Read more about National Grid’s role in the decarbonisation of transport here
Don’t bin that letter
That letter from National Grid that you put aside to open later could contain important information which might save you time, money and bring you peace of mind.
If you haven’t had it yet, then keep an eye out and make sure you stay in touch with the Access to Land Team working hard to ensure engineers cause as little disruption to you as possible.
The Foot Patrol letter explains to you and other grantors the ongoing 12-month rolling maintenance schedule we are legally obliged to carry out to keep our operating licence.
And it’s as much about you letting us know when is a good time to visit as it is about us informing you when we’d like to, says Liz Atkinson, Access to Land Team Manager.
“We’re increasingly looking to develop ways of staying in touch with our grantors, because they are the people who make the safe and reliable transmission of electricity possible every day,” she says.
“It’s important that grantors know that this annual letter is not the only time they can get in touch to update information. They can call us on the number below or click on the link. It takes seconds.”
Helen McCormack, Grantor Relations Lead in Electricity Transmission Property
“This digital edition of Gridline and the links you’ll find in it are just one way of contacting us to update your information or inform us about changes, but we’re also looking at text messaging and other ideas.”
Benefits of our foot patrol teams
The foot patrols have been running since overhead lines came into existence and are essential to ensure the integrity of the system, but Liz’s team knows they can be a nuisance for busy grantors.
She adds: “Some will have specific hazards on their land, biodiversity issues, excavations, electric fences or livestock requirements that mean our engineers’ visit might not be the best timing. So if grantors let us know, we can work together.”
The visits require walking access to the overhead line, the pylons and the wires beneath them. On some occasions, it may be necessary to climb the tower to carry out minor maintenance works or to carry out an assessment for any proposed major works on the line.
Safety is paramount for engineers, you, your family and workforce, so pre-planning the visit is critical.

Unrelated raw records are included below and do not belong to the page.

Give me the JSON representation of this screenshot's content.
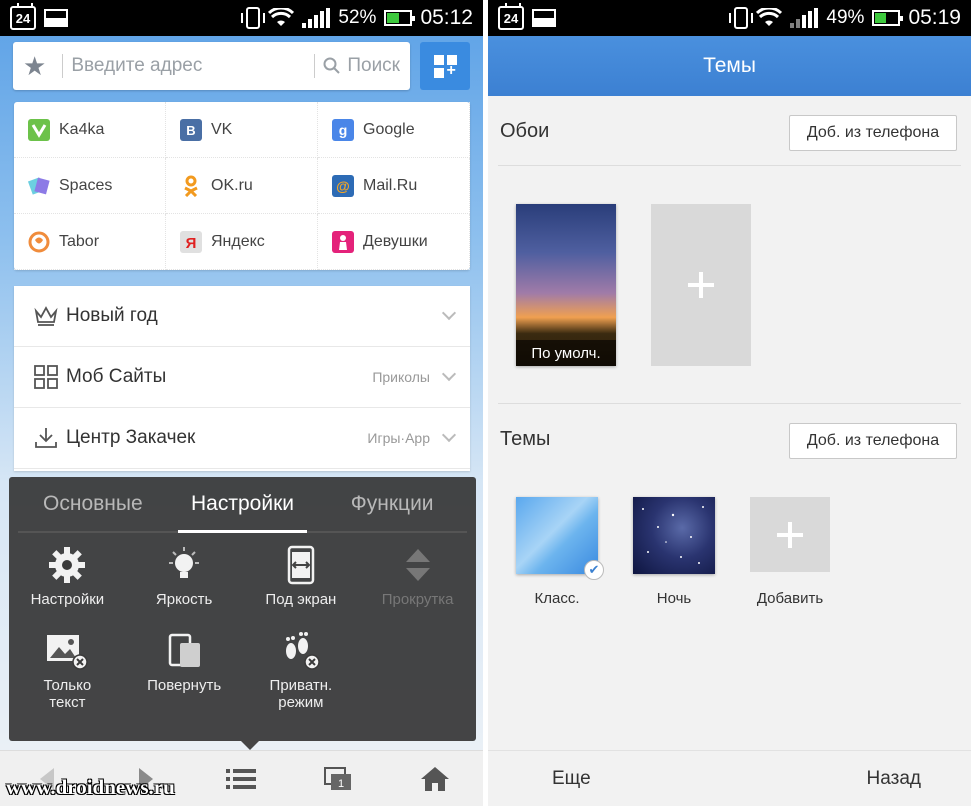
{
  "left": {
    "status": {
      "calendar_day": "24",
      "battery": "52%",
      "time": "05:12",
      "battery_level": 0.52
    },
    "address_bar": {
      "placeholder": "Введите адрес",
      "search_label": "Поиск"
    },
    "speed_dial": [
      {
        "label": "Ka4ka",
        "icon": "ka4ka-icon",
        "color": "#6cc24a"
      },
      {
        "label": "VK",
        "icon": "vk-icon",
        "color": "#4a6fa5"
      },
      {
        "label": "Google",
        "icon": "google-icon",
        "color": "#4a86e8"
      },
      {
        "label": "Spaces",
        "icon": "spaces-icon",
        "color": "#8c7ae6"
      },
      {
        "label": "OK.ru",
        "icon": "ok-icon",
        "color": "#f29a1f"
      },
      {
        "label": "Mail.Ru",
        "icon": "mail-icon",
        "color": "#2d6bb5"
      },
      {
        "label": "Tabor",
        "icon": "tabor-icon",
        "color": "#f08c3c"
      },
      {
        "label": "Яндекс",
        "icon": "yandex-icon",
        "color": "#e0e0e0"
      },
      {
        "label": "Девушки",
        "icon": "girls-icon",
        "color": "#e4227a"
      }
    ],
    "nav_list": [
      {
        "label": "Новый год",
        "sub": "",
        "icon": "crown-icon"
      },
      {
        "label": "Моб Сайты",
        "sub": "Приколы",
        "icon": "grid-icon"
      },
      {
        "label": "Центр Закачек",
        "sub": "Игры·App",
        "icon": "download-icon"
      }
    ],
    "menu": {
      "tabs": [
        "Основные",
        "Настройки",
        "Функции"
      ],
      "active_tab": 1,
      "items": [
        {
          "label": "Настройки",
          "icon": "gear-icon",
          "enabled": true
        },
        {
          "label": "Яркость",
          "icon": "bulb-icon",
          "enabled": true
        },
        {
          "label": "Под экран",
          "icon": "fit-screen-icon",
          "enabled": true
        },
        {
          "label": "Прокрутка",
          "icon": "scroll-icon",
          "enabled": false
        },
        {
          "label": "Только текст",
          "icon": "no-image-icon",
          "enabled": true
        },
        {
          "label": "Повернуть",
          "icon": "rotate-icon",
          "enabled": true
        },
        {
          "label": "Приватн. режим",
          "icon": "private-mode-icon",
          "enabled": true
        }
      ]
    },
    "watermark": "www.droidnews.ru"
  },
  "right": {
    "status": {
      "calendar_day": "24",
      "battery": "49%",
      "time": "05:19",
      "battery_level": 0.49
    },
    "title": "Темы",
    "wallpapers": {
      "title": "Обои",
      "add_button": "Доб. из телефона",
      "default_label": "По умолч."
    },
    "themes": {
      "title": "Темы",
      "add_button": "Доб. из телефона",
      "items": [
        {
          "label": "Класс.",
          "selected": true
        },
        {
          "label": "Ночь",
          "selected": false
        },
        {
          "label": "Добавить",
          "selected": false
        }
      ]
    },
    "bottom": {
      "more": "Еще",
      "back": "Назад"
    }
  }
}
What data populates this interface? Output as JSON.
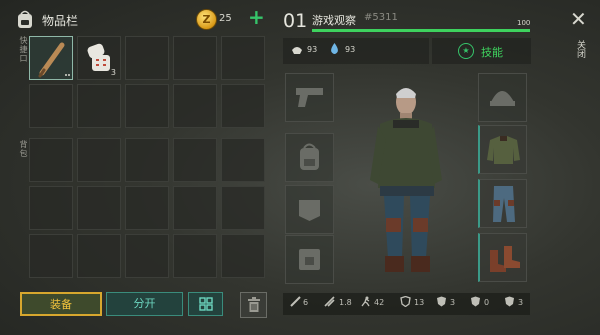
{
  "inventory": {
    "title": "物品栏",
    "coins": "25",
    "quick_label": "快捷口",
    "bag_label": "背包",
    "items": [
      {
        "name": "baseball-bat",
        "qty": ""
      },
      {
        "name": "bandage",
        "qty": "3"
      }
    ]
  },
  "buttons": {
    "equip": "装备",
    "split": "分开"
  },
  "player": {
    "level": "01",
    "name": "游戏观察",
    "id": "#5311",
    "hp": "100",
    "hp_fraction": 1.0,
    "hunger": "93",
    "thirst": "93",
    "skill_label": "技能",
    "close_label": "关闭"
  },
  "stats": {
    "attack": "6",
    "attack_speed": "1.8",
    "speed": "42",
    "armor1": "13",
    "armor2": "3",
    "armor3": "0",
    "armor4": "3"
  },
  "colors": {
    "accent_green": "#3ed25e",
    "equip_gold": "#d7a72e",
    "teal": "#3a8c7c"
  }
}
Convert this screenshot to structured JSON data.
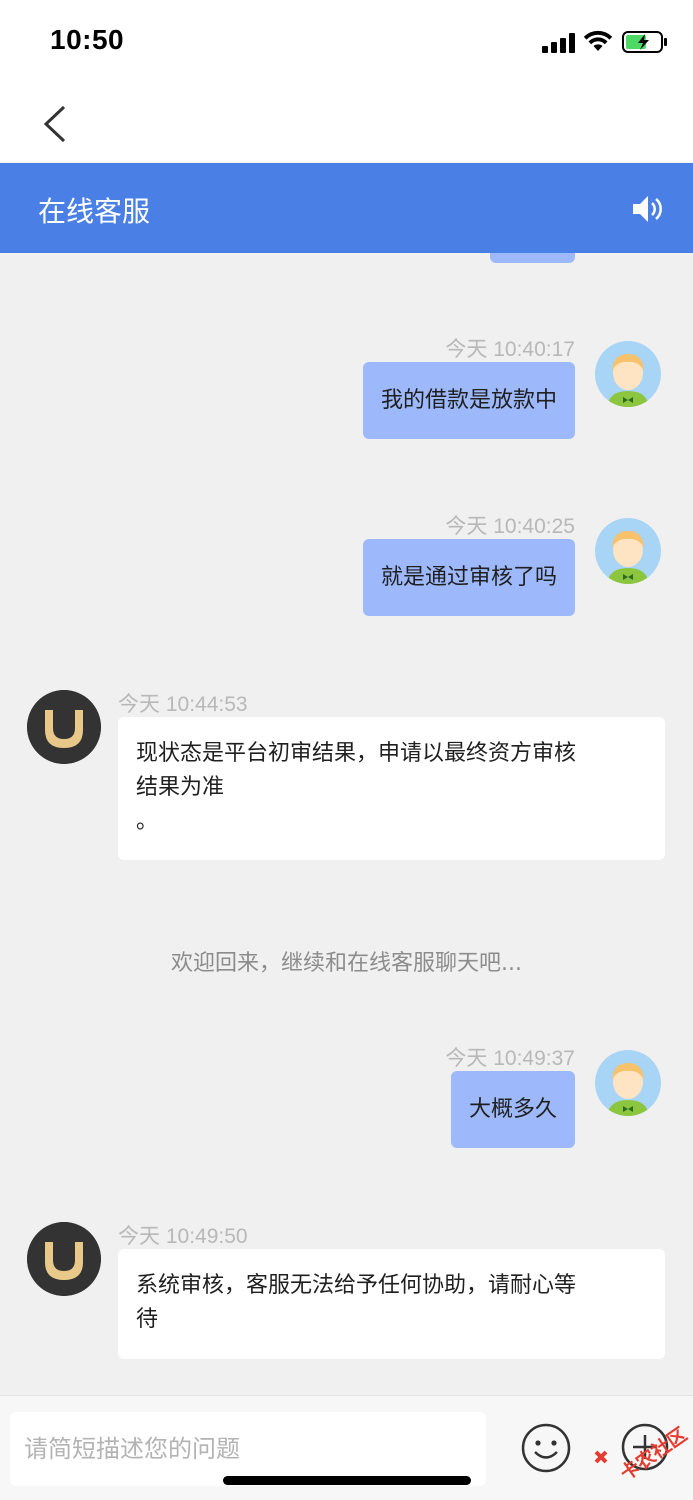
{
  "status_bar": {
    "time": "10:50"
  },
  "header": {
    "title": "在线客服",
    "speaker_icon": "speaker-icon"
  },
  "colors": {
    "header_bg": "#4a7fe6",
    "user_bubble": "#9db9fb",
    "agent_bubble": "#ffffff",
    "page_bg": "#f0f0f0"
  },
  "messages": [
    {
      "from": "user",
      "time": "今天 10:40:17",
      "text": "我的借款是放款中"
    },
    {
      "from": "user",
      "time": "今天 10:40:25",
      "text": "就是通过审核了吗"
    },
    {
      "from": "agent",
      "time": "今天 10:44:53",
      "lines": [
        "现状态是平台初审结果，申请以最终资方审核",
        "结果为准",
        "。"
      ]
    },
    {
      "from": "system",
      "text": "欢迎回来，继续和在线客服聊天吧..."
    },
    {
      "from": "user",
      "time": "今天 10:49:37",
      "text": "大概多久"
    },
    {
      "from": "agent",
      "time": "今天 10:49:50",
      "lines": [
        "系统审核，客服无法给予任何协助，请耐心等",
        "待"
      ]
    }
  ],
  "input": {
    "placeholder": "请简短描述您的问题"
  },
  "watermark": {
    "text": "卡农社区"
  }
}
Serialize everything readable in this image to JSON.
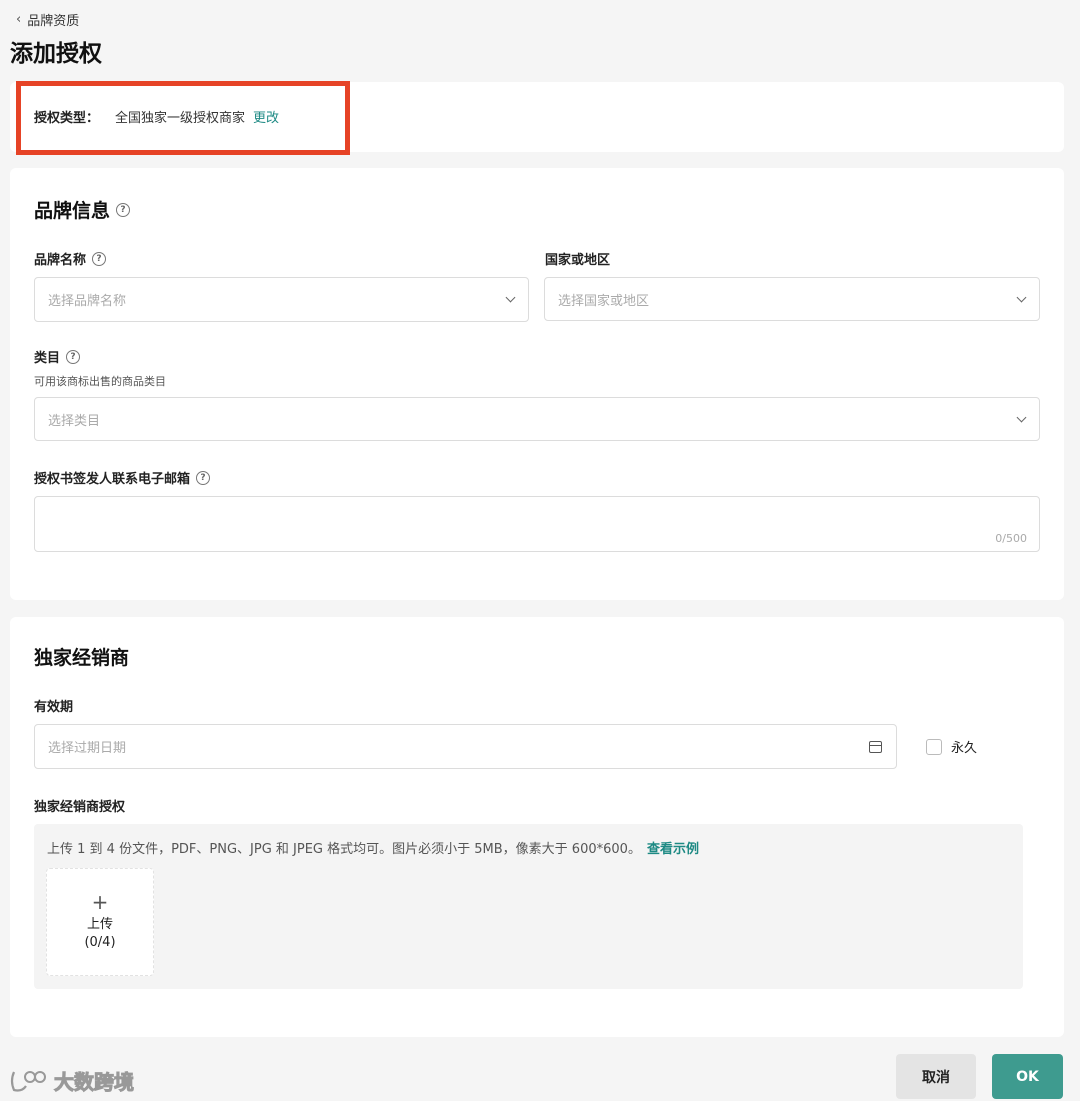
{
  "header": {
    "back_label": "品牌资质",
    "title": "添加授权"
  },
  "auth": {
    "label": "授权类型：",
    "value": "全国独家一级授权商家",
    "change": "更改",
    "highlight_color": "#e64326"
  },
  "brand_section": {
    "title": "品牌信息",
    "brand_name": {
      "label": "品牌名称",
      "placeholder": "选择品牌名称"
    },
    "country": {
      "label": "国家或地区",
      "placeholder": "选择国家或地区"
    },
    "category": {
      "label": "类目",
      "sub": "可用该商标出售的商品类目",
      "placeholder": "选择类目"
    },
    "email": {
      "label": "授权书签发人联系电子邮箱",
      "counter": "0/500"
    }
  },
  "dist_section": {
    "title": "独家经销商",
    "validity": {
      "label": "有效期",
      "placeholder": "选择过期日期",
      "permanent": "永久"
    },
    "auth_docs": {
      "label": "独家经销商授权",
      "hint": "上传 1 到 4 份文件，PDF、PNG、JPG 和 JPEG 格式均可。图片必须小于 5MB，像素大于 600*600。",
      "example_link": "查看示例",
      "upload_label": "上传",
      "upload_count": "(0/4)"
    }
  },
  "footer": {
    "cancel": "取消",
    "ok": "OK",
    "accent": "#3e9b8f"
  },
  "watermark": {
    "text": "大数跨境"
  }
}
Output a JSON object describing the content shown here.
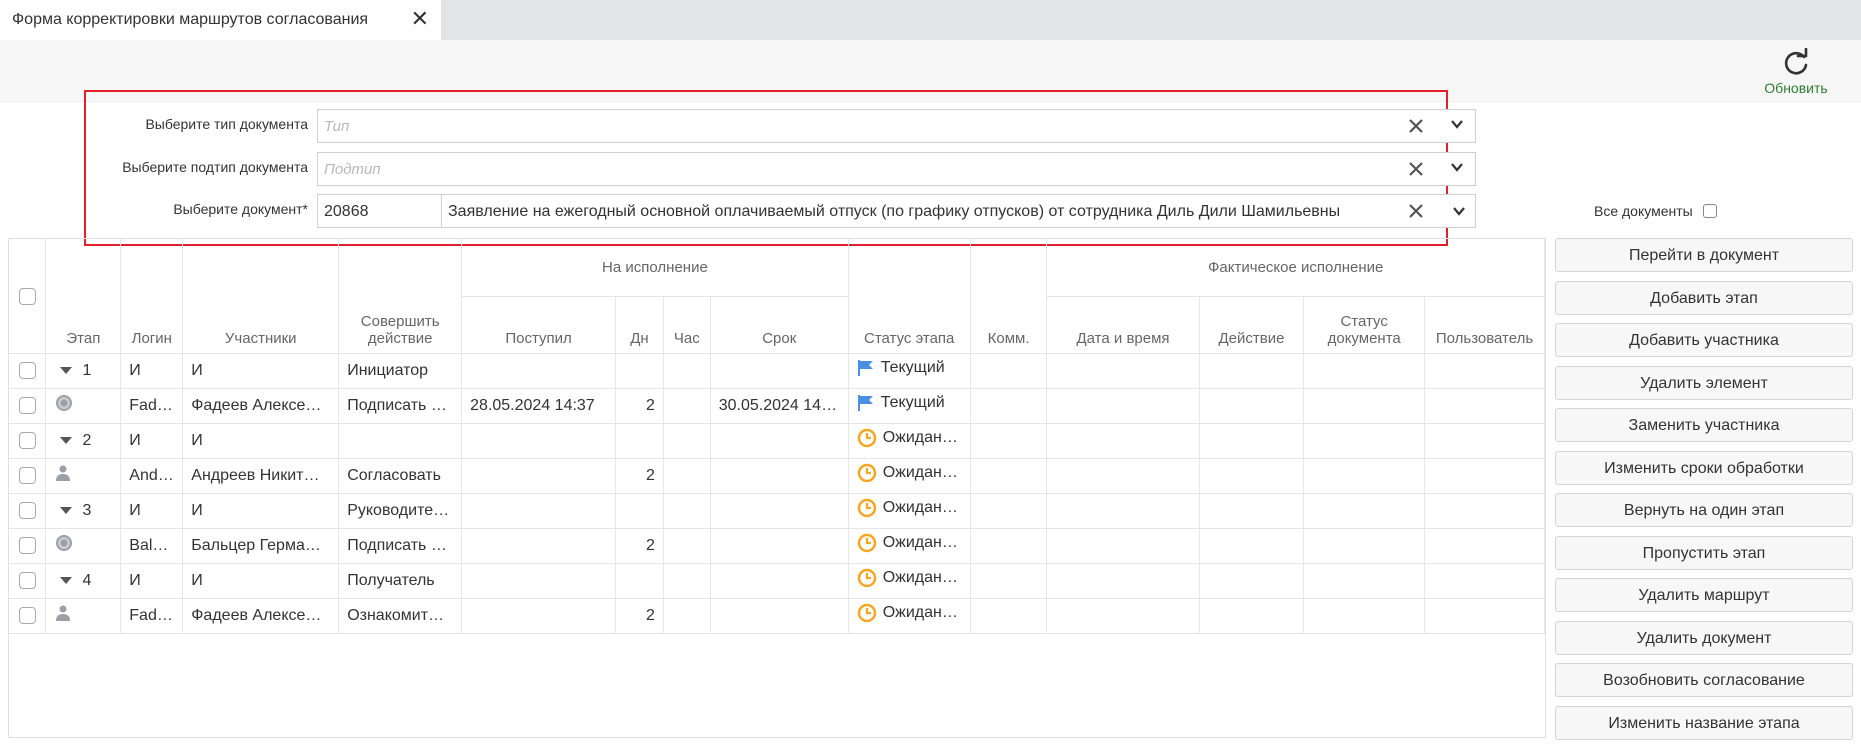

Because visiting your land when there’s game shooting going on isn’t a great idea.
Helen McCormack, Grantor Relations Lead in Electricity Transmission Property, says: “Equally our engineers might need to know about specific bio security measures they need to take, so it’s good to talk.